When in the journey to adulthood do we lose our ability to play? When does all the creativity, passion and adventure of our right brains succumb to our logical, responsible and analytical left brains?
Why does this happen?
Why do we as adults sometimes have difficulty permitting ourselves to play?
In a recent Play Therapy workshop, I was confronted with my insecurity and questions surrounding play. I realized with regret that my former child-like wonder and creative expression were buried under the myriad of roles and responsibilities of my adult self.
Recognizing this regret, my wise therapist brought out a sand tray, filled with toys. “Show me what your life is like right now,” she said. I nervously began to move figurines around the sand, clueless as to the meaning. “I’m an adult,” I thought. “Play Therapy is for children.”
Boy, was I wrong. As I began to move toys haphazardly around the sand – searching, begging for meaning – trying to construct a logical pattern in my left brain, analytical mind, a transformation took place.

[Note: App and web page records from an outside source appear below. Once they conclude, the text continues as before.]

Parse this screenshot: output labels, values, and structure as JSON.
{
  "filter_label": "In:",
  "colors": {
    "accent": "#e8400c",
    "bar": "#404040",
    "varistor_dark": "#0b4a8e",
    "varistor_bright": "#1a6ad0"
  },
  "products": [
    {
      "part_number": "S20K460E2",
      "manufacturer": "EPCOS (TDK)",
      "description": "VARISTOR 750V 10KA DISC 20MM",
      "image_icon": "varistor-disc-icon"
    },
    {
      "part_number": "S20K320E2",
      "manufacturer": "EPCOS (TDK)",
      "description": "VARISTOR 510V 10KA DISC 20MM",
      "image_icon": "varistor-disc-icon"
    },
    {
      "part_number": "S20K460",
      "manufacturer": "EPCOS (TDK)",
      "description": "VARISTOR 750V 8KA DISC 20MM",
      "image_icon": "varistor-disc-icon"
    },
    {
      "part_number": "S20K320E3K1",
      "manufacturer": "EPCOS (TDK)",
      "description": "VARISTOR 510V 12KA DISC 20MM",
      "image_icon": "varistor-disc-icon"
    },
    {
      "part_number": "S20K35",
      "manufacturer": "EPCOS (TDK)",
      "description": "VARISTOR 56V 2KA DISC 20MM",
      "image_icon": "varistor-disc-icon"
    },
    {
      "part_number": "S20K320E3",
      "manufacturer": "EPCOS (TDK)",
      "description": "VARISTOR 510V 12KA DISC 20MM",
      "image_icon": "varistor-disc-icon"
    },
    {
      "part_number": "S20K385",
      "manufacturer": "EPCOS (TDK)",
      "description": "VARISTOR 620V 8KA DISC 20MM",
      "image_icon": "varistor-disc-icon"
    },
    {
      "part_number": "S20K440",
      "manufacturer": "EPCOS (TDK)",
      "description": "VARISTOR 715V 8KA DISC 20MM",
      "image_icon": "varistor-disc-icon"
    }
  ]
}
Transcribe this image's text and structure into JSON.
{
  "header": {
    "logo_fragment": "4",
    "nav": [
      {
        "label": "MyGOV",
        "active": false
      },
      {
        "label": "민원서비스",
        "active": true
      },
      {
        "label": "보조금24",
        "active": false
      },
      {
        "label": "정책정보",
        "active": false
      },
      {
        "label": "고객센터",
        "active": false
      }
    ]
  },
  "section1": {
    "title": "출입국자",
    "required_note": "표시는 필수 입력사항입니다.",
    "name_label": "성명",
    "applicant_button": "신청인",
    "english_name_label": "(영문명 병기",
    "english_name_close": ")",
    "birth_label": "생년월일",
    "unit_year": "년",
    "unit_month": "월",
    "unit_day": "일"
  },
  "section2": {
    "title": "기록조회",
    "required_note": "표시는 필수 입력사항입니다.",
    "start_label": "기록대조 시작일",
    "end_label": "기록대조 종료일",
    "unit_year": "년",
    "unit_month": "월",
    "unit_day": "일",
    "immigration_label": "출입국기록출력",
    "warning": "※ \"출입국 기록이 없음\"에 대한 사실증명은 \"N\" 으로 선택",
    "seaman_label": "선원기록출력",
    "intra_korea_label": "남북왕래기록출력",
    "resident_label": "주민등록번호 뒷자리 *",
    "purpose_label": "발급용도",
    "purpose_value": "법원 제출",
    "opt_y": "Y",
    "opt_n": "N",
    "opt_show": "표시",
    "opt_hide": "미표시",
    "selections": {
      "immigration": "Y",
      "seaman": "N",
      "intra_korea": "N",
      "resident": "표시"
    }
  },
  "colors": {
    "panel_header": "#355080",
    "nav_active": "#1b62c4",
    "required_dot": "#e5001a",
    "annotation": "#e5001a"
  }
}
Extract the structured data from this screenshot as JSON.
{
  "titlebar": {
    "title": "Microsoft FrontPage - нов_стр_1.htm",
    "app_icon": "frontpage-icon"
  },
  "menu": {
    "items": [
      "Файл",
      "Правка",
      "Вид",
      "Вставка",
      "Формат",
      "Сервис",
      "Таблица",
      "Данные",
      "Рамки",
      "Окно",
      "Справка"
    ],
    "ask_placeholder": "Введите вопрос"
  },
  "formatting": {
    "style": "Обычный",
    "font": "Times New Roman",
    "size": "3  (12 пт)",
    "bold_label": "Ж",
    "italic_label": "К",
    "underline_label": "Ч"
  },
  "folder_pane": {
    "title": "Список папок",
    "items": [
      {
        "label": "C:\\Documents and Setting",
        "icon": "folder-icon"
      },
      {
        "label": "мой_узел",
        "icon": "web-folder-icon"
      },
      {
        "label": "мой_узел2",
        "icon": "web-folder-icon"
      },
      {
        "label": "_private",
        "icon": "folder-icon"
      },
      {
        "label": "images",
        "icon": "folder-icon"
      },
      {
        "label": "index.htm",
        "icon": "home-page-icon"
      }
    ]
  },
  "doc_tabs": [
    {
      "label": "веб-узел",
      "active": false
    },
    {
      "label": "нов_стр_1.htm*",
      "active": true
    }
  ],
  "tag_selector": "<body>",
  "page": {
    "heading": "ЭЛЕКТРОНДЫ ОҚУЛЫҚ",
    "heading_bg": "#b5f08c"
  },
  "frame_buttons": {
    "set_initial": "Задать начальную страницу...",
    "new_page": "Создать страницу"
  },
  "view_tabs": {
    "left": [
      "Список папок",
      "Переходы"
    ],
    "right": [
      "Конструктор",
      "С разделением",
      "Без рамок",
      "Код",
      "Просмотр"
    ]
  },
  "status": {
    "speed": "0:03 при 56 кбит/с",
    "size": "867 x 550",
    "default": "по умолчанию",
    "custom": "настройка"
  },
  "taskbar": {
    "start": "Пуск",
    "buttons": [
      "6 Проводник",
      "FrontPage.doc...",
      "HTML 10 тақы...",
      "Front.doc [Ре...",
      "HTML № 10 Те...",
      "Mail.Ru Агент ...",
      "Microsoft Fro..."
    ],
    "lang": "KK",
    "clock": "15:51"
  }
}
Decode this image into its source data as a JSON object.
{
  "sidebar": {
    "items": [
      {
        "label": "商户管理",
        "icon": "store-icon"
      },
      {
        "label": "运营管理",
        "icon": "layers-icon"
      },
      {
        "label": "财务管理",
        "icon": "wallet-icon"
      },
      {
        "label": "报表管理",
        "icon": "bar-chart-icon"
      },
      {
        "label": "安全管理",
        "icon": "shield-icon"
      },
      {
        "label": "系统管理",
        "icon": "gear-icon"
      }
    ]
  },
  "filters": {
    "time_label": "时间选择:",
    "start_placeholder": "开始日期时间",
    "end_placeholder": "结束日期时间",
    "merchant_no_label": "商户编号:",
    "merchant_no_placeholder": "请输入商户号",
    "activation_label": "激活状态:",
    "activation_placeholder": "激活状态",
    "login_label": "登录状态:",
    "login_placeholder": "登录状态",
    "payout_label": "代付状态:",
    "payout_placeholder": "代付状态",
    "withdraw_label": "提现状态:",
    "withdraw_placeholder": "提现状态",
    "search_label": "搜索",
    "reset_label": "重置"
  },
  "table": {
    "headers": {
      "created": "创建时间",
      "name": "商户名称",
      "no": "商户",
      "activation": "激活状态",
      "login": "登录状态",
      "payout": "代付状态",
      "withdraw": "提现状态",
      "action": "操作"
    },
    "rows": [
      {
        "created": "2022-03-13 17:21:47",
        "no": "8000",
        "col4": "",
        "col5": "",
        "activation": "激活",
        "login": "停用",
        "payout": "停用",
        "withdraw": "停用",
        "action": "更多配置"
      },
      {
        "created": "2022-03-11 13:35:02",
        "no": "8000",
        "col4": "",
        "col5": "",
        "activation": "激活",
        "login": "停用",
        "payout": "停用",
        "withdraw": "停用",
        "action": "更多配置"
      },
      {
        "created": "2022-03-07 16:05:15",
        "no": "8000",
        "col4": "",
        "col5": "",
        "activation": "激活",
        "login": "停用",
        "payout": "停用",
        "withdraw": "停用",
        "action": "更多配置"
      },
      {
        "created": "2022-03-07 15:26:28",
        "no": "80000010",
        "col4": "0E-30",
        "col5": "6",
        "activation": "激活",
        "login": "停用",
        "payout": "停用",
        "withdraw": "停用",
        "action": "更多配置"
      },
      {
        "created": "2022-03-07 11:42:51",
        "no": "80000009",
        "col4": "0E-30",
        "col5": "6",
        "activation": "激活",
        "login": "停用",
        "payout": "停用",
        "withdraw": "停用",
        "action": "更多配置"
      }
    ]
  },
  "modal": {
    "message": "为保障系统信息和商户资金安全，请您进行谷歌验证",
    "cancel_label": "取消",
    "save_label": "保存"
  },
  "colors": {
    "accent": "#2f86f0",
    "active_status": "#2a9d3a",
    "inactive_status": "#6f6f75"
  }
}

A story emerged on that sand tray and I couldn’t believe what I was seeing. The creativity of my youth began to reveal itself and my right brain took over. I marveled at the toy figures and their positions, their placement on the try – each playing a profound role in my present world, each symbolizing a significant other or longing in my heart.
Some figures were safe, others daunting, revealing my attachment injuries and my desire for safety and security in a world that seemed fraught with worry. The revelation was profound.
My therapist gently guided me, reflecting my words to me encouraging me to push through my resistance to play.
Astonishingly, the sand tray, the characters, the toys, they all began to make sense. Tears flowed as what seemed so child-like to me just moments before became a profound and sacred moment. Something very deep took root in my heart and a question that I was so afraid to ask was answered simply and truthfully through play.
Play is often called the language of children, and so Play Therapy is widely used in therapeutic settings with children.
As we emerge out of childhood and adolescence, we often leave behind the child-like play. Play begins to look different.
We run to video games, social media, Netflix, shopping, sports, eating out and socializing with friends.
We have hobbies and distractions and selfish pleasures and self-care activities but we rarely refer to these things as play. We have dates but not play dates, we have downtime but not playtime.
I wonder if, in all of our activities, we lose our sense of wonder, our imagination, our reckless abandonment to simply play.
Play has a language. Play has a meaning. Play has the power to transform and dive deep into our hearts. Play is transformational. Play is therapy. Play is sacred.
“Although there are several well-established
theoretical approaches to play therapy, among those in current use,
child-centered play therapy has the longest history of use, the strongest
research support, and according to recent surveys of practicing play
therapists, is most used by play therapy practitioners.” – Garry Landreth
Written by Refuge Center Master’s Level Counseling Intern Kimberly Kooy